- 一般社団法人 日本めまい平衡医学会
- Equilibrium Research (ISSN:03855716)
- vol.76, no.4, pp.243-251, 2017-08-31 (Released:2017-10-01)
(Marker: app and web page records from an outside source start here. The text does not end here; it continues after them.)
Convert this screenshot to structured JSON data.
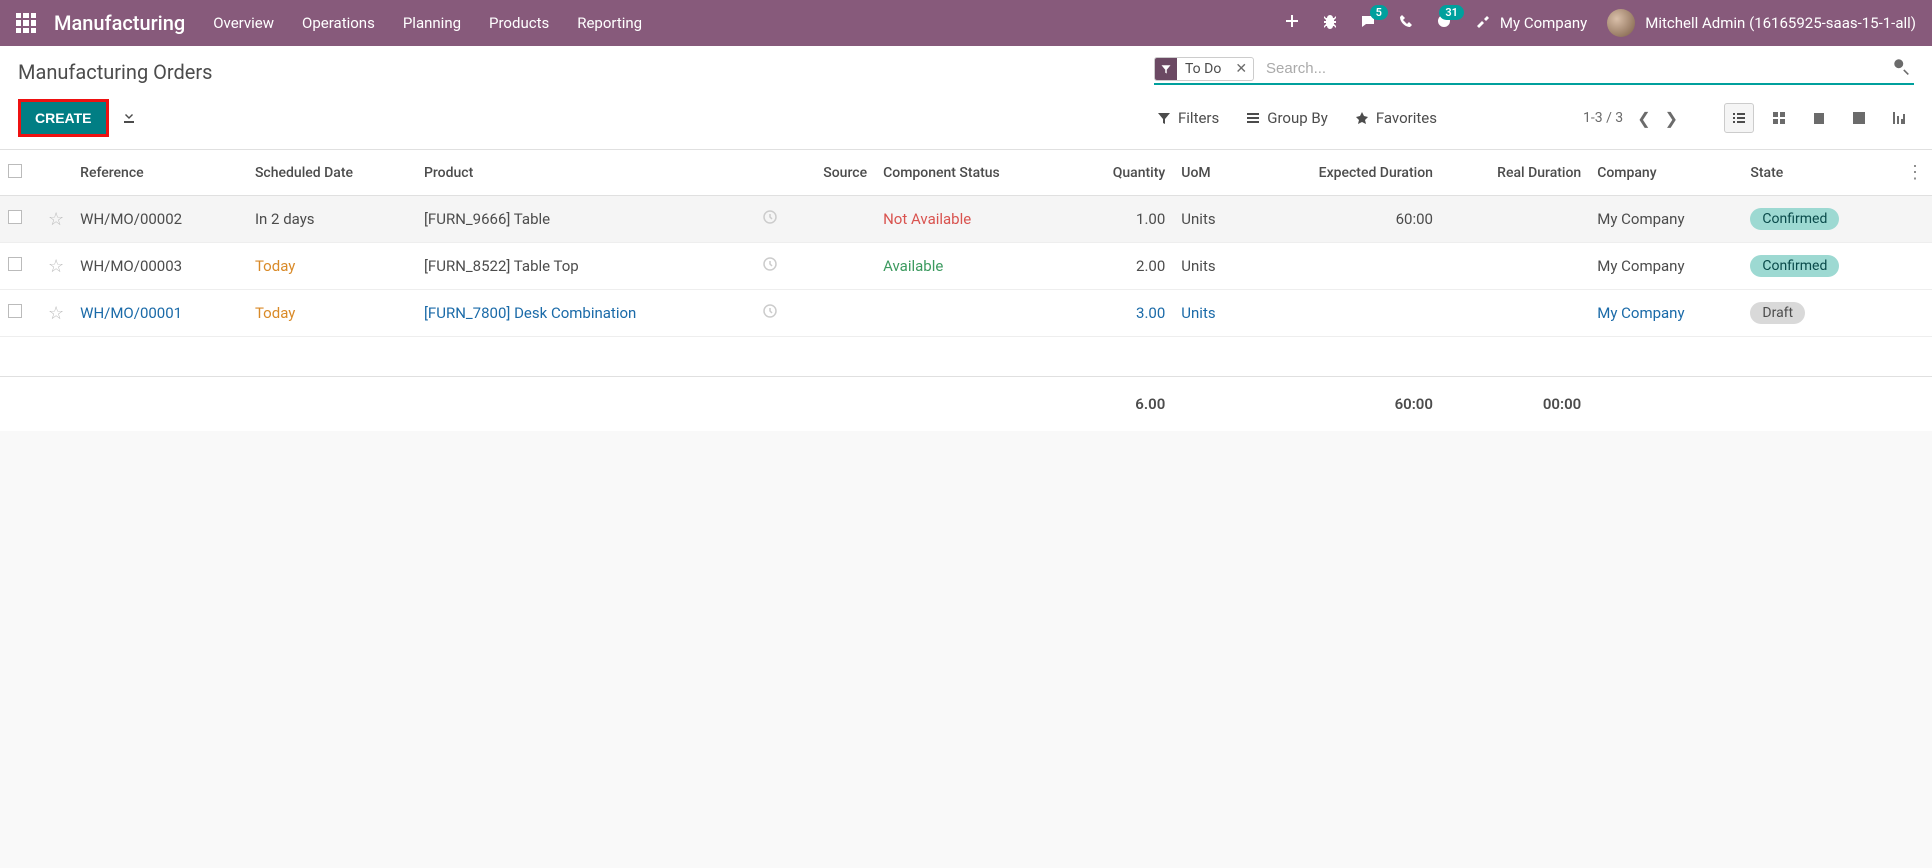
{
  "topbar": {
    "app_name": "Manufacturing",
    "nav": [
      "Overview",
      "Operations",
      "Planning",
      "Products",
      "Reporting"
    ],
    "messages_badge": "5",
    "activities_badge": "31",
    "company": "My Company",
    "user": "Mitchell Admin (16165925-saas-15-1-all)"
  },
  "control_panel": {
    "breadcrumb": "Manufacturing Orders",
    "filter_chip": "To Do",
    "search_placeholder": "Search...",
    "create_label": "CREATE",
    "filters_label": "Filters",
    "groupby_label": "Group By",
    "favorites_label": "Favorites",
    "pager": "1-3 / 3"
  },
  "table": {
    "headers": {
      "reference": "Reference",
      "scheduled": "Scheduled Date",
      "product": "Product",
      "source": "Source",
      "component_status": "Component Status",
      "quantity": "Quantity",
      "uom": "UoM",
      "expected": "Expected Duration",
      "real": "Real Duration",
      "company": "Company",
      "state": "State"
    },
    "rows": [
      {
        "reference": "WH/MO/00002",
        "scheduled": "In 2 days",
        "scheduled_class": "",
        "product": "[FURN_9666] Table",
        "component_status": "Not Available",
        "component_class": "text-danger",
        "quantity": "1.00",
        "uom": "Units",
        "expected": "60:00",
        "real": "",
        "company": "My Company",
        "state": "Confirmed",
        "state_class": "state-confirmed",
        "link": false
      },
      {
        "reference": "WH/MO/00003",
        "scheduled": "Today",
        "scheduled_class": "text-warning",
        "product": "[FURN_8522] Table Top",
        "component_status": "Available",
        "component_class": "text-success",
        "quantity": "2.00",
        "uom": "Units",
        "expected": "",
        "real": "",
        "company": "My Company",
        "state": "Confirmed",
        "state_class": "state-confirmed",
        "link": false
      },
      {
        "reference": "WH/MO/00001",
        "scheduled": "Today",
        "scheduled_class": "text-warning",
        "product": "[FURN_7800] Desk Combination",
        "component_status": "",
        "component_class": "",
        "quantity": "3.00",
        "uom": "Units",
        "expected": "",
        "real": "",
        "company": "My Company",
        "state": "Draft",
        "state_class": "state-draft",
        "link": true
      }
    ],
    "totals": {
      "quantity": "6.00",
      "expected": "60:00",
      "real": "00:00"
    }
  }
}
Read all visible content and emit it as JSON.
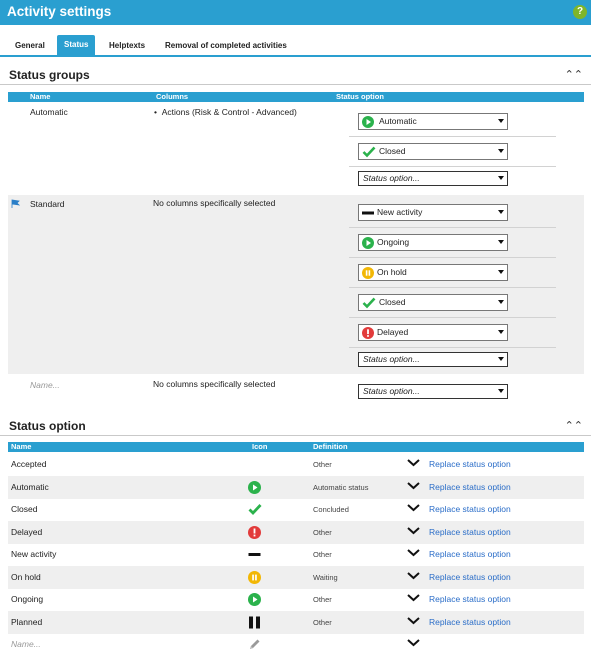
{
  "window": {
    "title": "Activity settings",
    "help": "?"
  },
  "tabs": [
    "General",
    "Status",
    "Helptexts",
    "Removal of completed activities"
  ],
  "status_groups": {
    "title": "Status groups",
    "headers": {
      "name": "Name",
      "columns": "Columns",
      "option": "Status option"
    },
    "automatic": {
      "name": "Automatic",
      "column": "Actions (Risk & Control - Advanced)",
      "options": [
        "Automatic",
        "Closed"
      ],
      "placeholder": "Status option..."
    },
    "standard": {
      "name": "Standard",
      "columns": "No columns specifically selected",
      "options": [
        "New activity",
        "Ongoing",
        "On hold",
        "Closed",
        "Delayed"
      ],
      "placeholder": "Status option..."
    },
    "new": {
      "name_placeholder": "Name...",
      "columns": "No columns specifically selected",
      "placeholder": "Status option..."
    }
  },
  "status_option": {
    "title": "Status option",
    "headers": {
      "name": "Name",
      "icon": "Icon",
      "definition": "Definition"
    },
    "rows": [
      {
        "name": "Accepted",
        "icon": "none",
        "definition": "Other",
        "action": "Replace status option"
      },
      {
        "name": "Automatic",
        "icon": "play-green",
        "definition": "Automatic status",
        "action": "Replace status option"
      },
      {
        "name": "Closed",
        "icon": "check-green",
        "definition": "Concluded",
        "action": "Replace status option"
      },
      {
        "name": "Delayed",
        "icon": "exclamation-red",
        "definition": "Other",
        "action": "Replace status option"
      },
      {
        "name": "New activity",
        "icon": "dash-black",
        "definition": "Other",
        "action": "Replace status option"
      },
      {
        "name": "On hold",
        "icon": "pause-yellow",
        "definition": "Waiting",
        "action": "Replace status option"
      },
      {
        "name": "Ongoing",
        "icon": "play-green",
        "definition": "Other",
        "action": "Replace status option"
      },
      {
        "name": "Planned",
        "icon": "pause-black",
        "definition": "Other",
        "action": "Replace status option"
      }
    ],
    "new_row": {
      "name_placeholder": "Name...",
      "icon": "pencil-gray"
    }
  },
  "colors": {
    "accent": "#2a9fd0",
    "green": "#2bb24c",
    "red": "#e23b3b",
    "yellow": "#f2b705",
    "link": "#2a6dc8",
    "help": "#7fb52a"
  }
}
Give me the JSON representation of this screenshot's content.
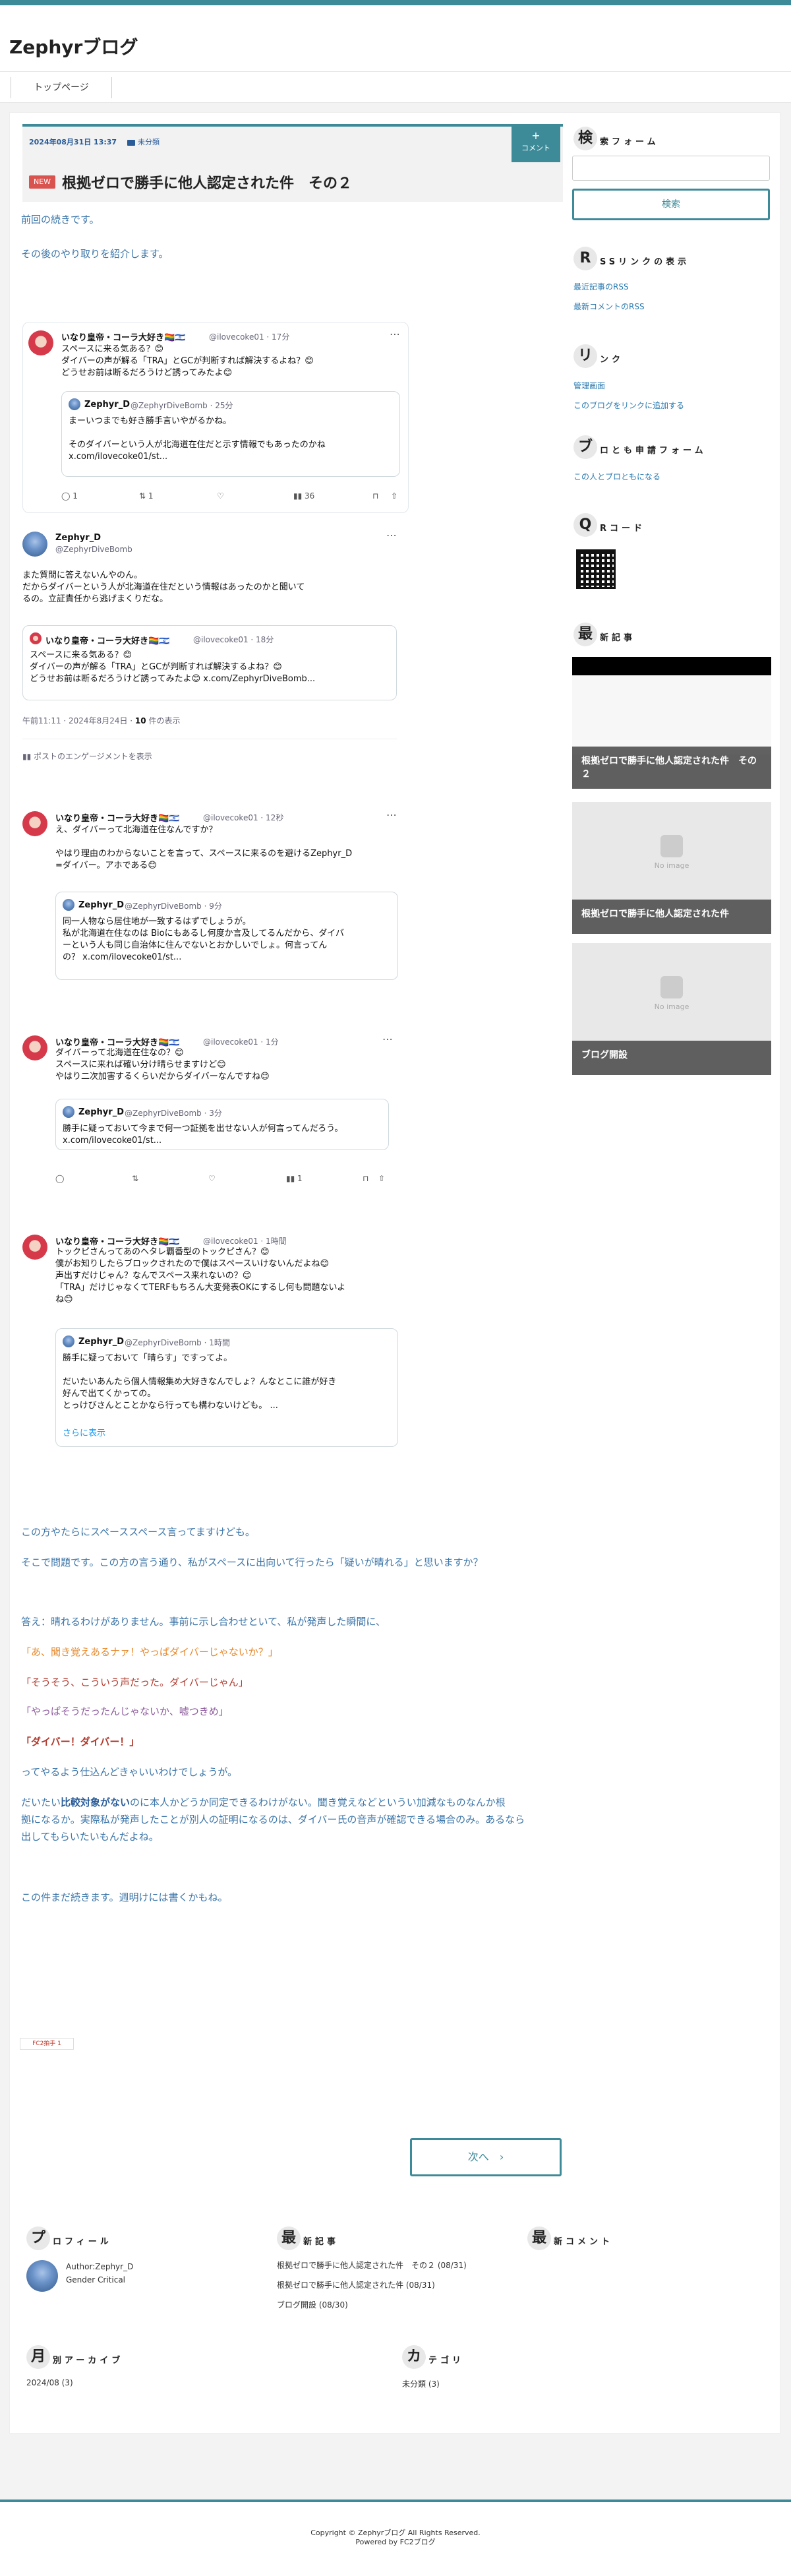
{
  "site": {
    "title": "Zephyrブログ"
  },
  "nav": {
    "home": "トップページ"
  },
  "post": {
    "date": "2024年08月31日 13:37",
    "category": "未分類",
    "comment_label": "コメント",
    "new_badge": "NEW",
    "title": "根拠ゼロで勝手に他人認定された件　その２",
    "intro1": "前回の続きです。",
    "intro2": "その後のやり取りを紹介します。"
  },
  "tweets": {
    "t1": {
      "name": "いなり皇帝・コーラ大好き🏳️‍🌈🇮🇱",
      "handle": "@ilovecoke01 · 17分",
      "body": "スペースに来る気ある？😊\nダイバーの声が解る「TRA」とGCが判断すれば解決するよね？😊\nどうせお前は断るだろうけど誘ってみたよ😊",
      "quote_name": "Zephyr_D",
      "quote_handle": "@ZephyrDiveBomb · 25分",
      "quote_body": "まーいつまでも好き勝手言いやがるかね。\n\nそのダイバーという人が北海道在住だと示す情報でもあったのかね\nx.com/ilovecoke01/st...",
      "replies": "1",
      "retweets": "1",
      "views": "36"
    },
    "t2": {
      "name": "Zephyr_D",
      "handle": "@ZephyrDiveBomb",
      "body": "また質問に答えないんやのん。\nだからダイバーという人が北海道在住だという情報はあったのかと聞いて\nるの。立証責任から逃げまくりだな。",
      "quote_name": "いなり皇帝・コーラ大好き🏳️‍🌈🇮🇱",
      "quote_handle": "@ilovecoke01 · 18分",
      "quote_body": "スペースに来る気ある？😊\nダイバーの声が解る「TRA」とGCが判断すれば解決するよね？😊\nどうせお前は断るだろうけど誘ってみたよ😊 x.com/ZephyrDiveBomb...",
      "time_prefix": "午前11:11 · 2024年8月24日 · ",
      "views_count": "10",
      "views_label": " 件の表示",
      "engagement": "ポストのエンゲージメントを表示"
    },
    "t3": {
      "name": "いなり皇帝・コーラ大好き🏳️‍🌈🇮🇱",
      "handle": "@ilovecoke01 · 12秒",
      "body": "え、ダイバーって北海道在住なんですか？\n\nやはり理由のわからないことを言って、スペースに来るのを避けるZephyr_D\n=ダイバー。アホである😊",
      "quote_name": "Zephyr_D",
      "quote_handle": "@ZephyrDiveBomb · 9分",
      "quote_body": "同一人物なら居住地が一致するはずでしょうが。\n私が北海道在住なのは Bioにもあるし何度か言及してるんだから、ダイバ\nーという人も同じ自治体に住んでないとおかしいでしょ。何言ってん\nの？ x.com/ilovecoke01/st..."
    },
    "t4": {
      "name": "いなり皇帝・コーラ大好き🏳️‍🌈🇮🇱",
      "handle": "@ilovecoke01 · 1分",
      "body": "ダイバーって北海道在住なの？😊\nスペースに来れば確い分け晴らせますけど😊\nやはり二次加害するくらいだからダイバーなんですね😊",
      "quote_name": "Zephyr_D",
      "quote_handle": "@ZephyrDiveBomb · 3分",
      "quote_body": "勝手に疑っておいて今まで何一つ証拠を出せない人が何言ってんだろう。\nx.com/ilovecoke01/st...",
      "views": "1"
    },
    "t5": {
      "name": "いなり皇帝・コーラ大好き🏳️‍🌈🇮🇱",
      "handle": "@ilovecoke01 · 1時間",
      "body": "トックピさんってあのヘタレ覇番型のトックピさん？😊\n僕がお知りしたらブロックされたので僕はスペースいけないんだよね😊\n声出すだけじゃん？なんでスペース来れないの？😊\n「TRA」だけじゃなくてTERFもちろん大変発表OKにするし何も問題ないよ\nね😊",
      "quote_name": "Zephyr_D",
      "quote_handle": "@ZephyrDiveBomb · 1時間",
      "quote_body": "勝手に疑っておいて「晴らす」ですってよ。\n\nだいたいあんたら個人情報集め大好きなんでしょ？んなとこに誰が好き\n好んで出てくかっての。\nとっけびさんとことかなら行っても構わないけども。 ...",
      "more": "さらに表示"
    }
  },
  "body_text": {
    "p1": "この方やたらにスペーススペース言ってますけども。",
    "p2": "そこで問題です。この方の言う通り、私がスペースに出向いて行ったら「疑いが晴れる」と思いますか？",
    "p3": "答え：晴れるわけがありません。事前に示し合わせといて、私が発声した瞬間に、",
    "q1": "「あ、聞き覚えあるナァ！やっぱダイバーじゃないか？」",
    "q2": "「そうそう、こういう声だった。ダイバーじゃん」",
    "q3": "「やっぱそうだったんじゃないか、嘘つきめ」",
    "q4": "「ダイバー！ダイバー！」",
    "p4": "ってやるよう仕込んどきゃいいわけでしょうが。",
    "p5a": "だいたい",
    "p5b": "比較対象がない",
    "p5c": "のに本人かどうか同定できるわけがない。聞き覚えなどというい加減なものなんか根",
    "p5d": "拠になるか。実際私が発声したことが別人の証明になるのは、ダイバー氏の音声が確認できる場合のみ。あるなら",
    "p5e": "出してもらいたいもんだよね。",
    "p6": "この件まだ続きます。週明けには書くかもね。"
  },
  "fc_badge": "FC2拍手 1",
  "next_button": "次へ",
  "sidebar": {
    "search": {
      "cap": "検",
      "rest": "索フォーム",
      "button": "検索"
    },
    "rss": {
      "cap": "R",
      "rest": "SSリンクの表示",
      "links": [
        "最近記事のRSS",
        "最新コメントのRSS"
      ]
    },
    "links": {
      "cap": "リ",
      "rest": "ンク",
      "items": [
        "管理画面",
        "このブログをリンクに追加する"
      ]
    },
    "friends": {
      "cap": "ブ",
      "rest": "ロとも申請フォーム",
      "link": "この人とブロともになる"
    },
    "qr": {
      "cap": "Q",
      "rest": "Rコード"
    },
    "recent": {
      "cap": "最",
      "rest": "新記事",
      "cards": [
        "根拠ゼロで勝手に他人認定された件　その２",
        "根拠ゼロで勝手に他人認定された件",
        "ブログ開設"
      ],
      "no_image": "No image"
    }
  },
  "footer_widgets": {
    "profile": {
      "cap": "プ",
      "rest": "ロフィール",
      "author": "Author:Zephyr_D",
      "desc": "Gender Critical"
    },
    "recent": {
      "cap": "最",
      "rest": "新記事",
      "items": [
        "根拠ゼロで勝手に他人認定された件　その２ (08/31)",
        "根拠ゼロで勝手に他人認定された件 (08/31)",
        "ブログ開設 (08/30)"
      ]
    },
    "comments": {
      "cap": "最",
      "rest": "新コメント"
    },
    "archive": {
      "cap": "月",
      "rest": "別アーカイブ",
      "item": "2024/08 (3)"
    },
    "category": {
      "cap": "カ",
      "rest": "テゴリ",
      "item": "未分類 (3)"
    }
  },
  "footer": {
    "copyright": "Copyright © Zephyrブログ All Rights Reserved.",
    "powered": "Powered by FC2ブログ"
  },
  "colors": {
    "accent": "#3d8a99",
    "link": "#3b75a8",
    "quote_orange": "#e6882a",
    "quote_red": "#b03a2e"
  }
}
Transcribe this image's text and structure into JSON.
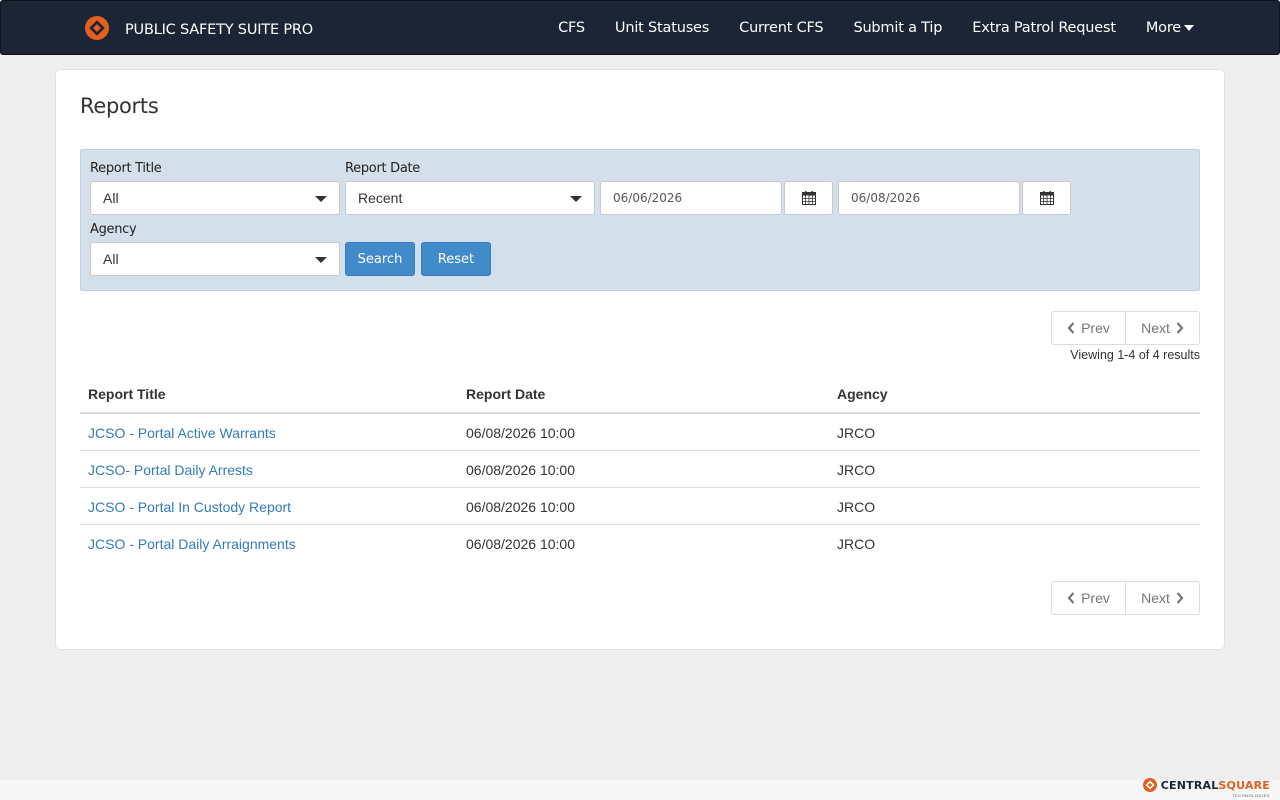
{
  "navbar": {
    "brand_name": "PUBLIC SAFETY SUITE PRO",
    "logo_icon": "centralsquare-logo-icon",
    "links": [
      "CFS",
      "Unit Statuses",
      "Current CFS",
      "Submit a Tip",
      "Extra Patrol Request"
    ],
    "more_label": "More"
  },
  "page": {
    "title": "Reports"
  },
  "filters": {
    "report_title_label": "Report Title",
    "report_title_value": "All",
    "report_date_label": "Report Date",
    "report_date_value": "Recent",
    "date_from": "06/06/2026",
    "date_to": "06/08/2026",
    "agency_label": "Agency",
    "agency_value": "All",
    "search_label": "Search",
    "reset_label": "Reset"
  },
  "pagination": {
    "prev_label": "Prev",
    "next_label": "Next",
    "viewing_text": "Viewing 1-4 of 4 results"
  },
  "table": {
    "headers": [
      "Report Title",
      "Report Date",
      "Agency"
    ],
    "rows": [
      {
        "title": "JCSO - Portal Active Warrants",
        "date": "06/08/2026 10:00",
        "agency": "JRCO"
      },
      {
        "title": "JCSO- Portal Daily Arrests",
        "date": "06/08/2026 10:00",
        "agency": "JRCO"
      },
      {
        "title": "JCSO - Portal In Custody Report",
        "date": "06/08/2026 10:00",
        "agency": "JRCO"
      },
      {
        "title": "JCSO - Portal Daily Arraignments",
        "date": "06/08/2026 10:00",
        "agency": "JRCO"
      }
    ]
  },
  "footer": {
    "logo_part1": "CENTRAL",
    "logo_part2": "SQUARE",
    "logo_sub": "TECHNOLOGIES"
  },
  "colors": {
    "navbar_bg": "#1b2535",
    "accent_orange": "#e35f1f",
    "primary_blue": "#428bca",
    "link_blue": "#337ab7",
    "filter_bg": "#d3dfeb"
  }
}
The concept of idiopathic sudden sensorineural hearing loss appeared after the term “Meniere's disease” was widely used. Until around the middle of the 20th century, sudden sensorineural hearing loss had been reported together with Meniere's disease. Moreover, sudden sensorineural hearing loss had been reported collectively regardless of the cause of the hearing loss. In 1944, de Kleyn reported a group of patients with sudden loss of function of the octavus-system in apparently normal persons. This was the first report in the literature which collectively described idiopathic sudden sensorineural hearing loss or idiopathic sudden deafness. From around the middle of the 20th Century, the number of papers regarding idiopathic sudden sensorineural hearing loss gradually increased. Vertigo occurred frequently in patients with severe hearing loss in the high-tone frequencies or with profound hearing loss throughout the whole range of frequencies. Recently magnetic resonance imaging revealed findings not only in the cochlea but also in the vestibule on the affected side in patients with vertigo. Endolymphatic hydrops was revealed in some patients with idiopathic sudden sensorineural hearing loss. These findings may contribute to the understanding of the etiology of sudden hearing loss including the vertigo mechanism. At the present time, however, the border between Meniere's disease and idiopathic sudden sensorineural hearing loss is unclear.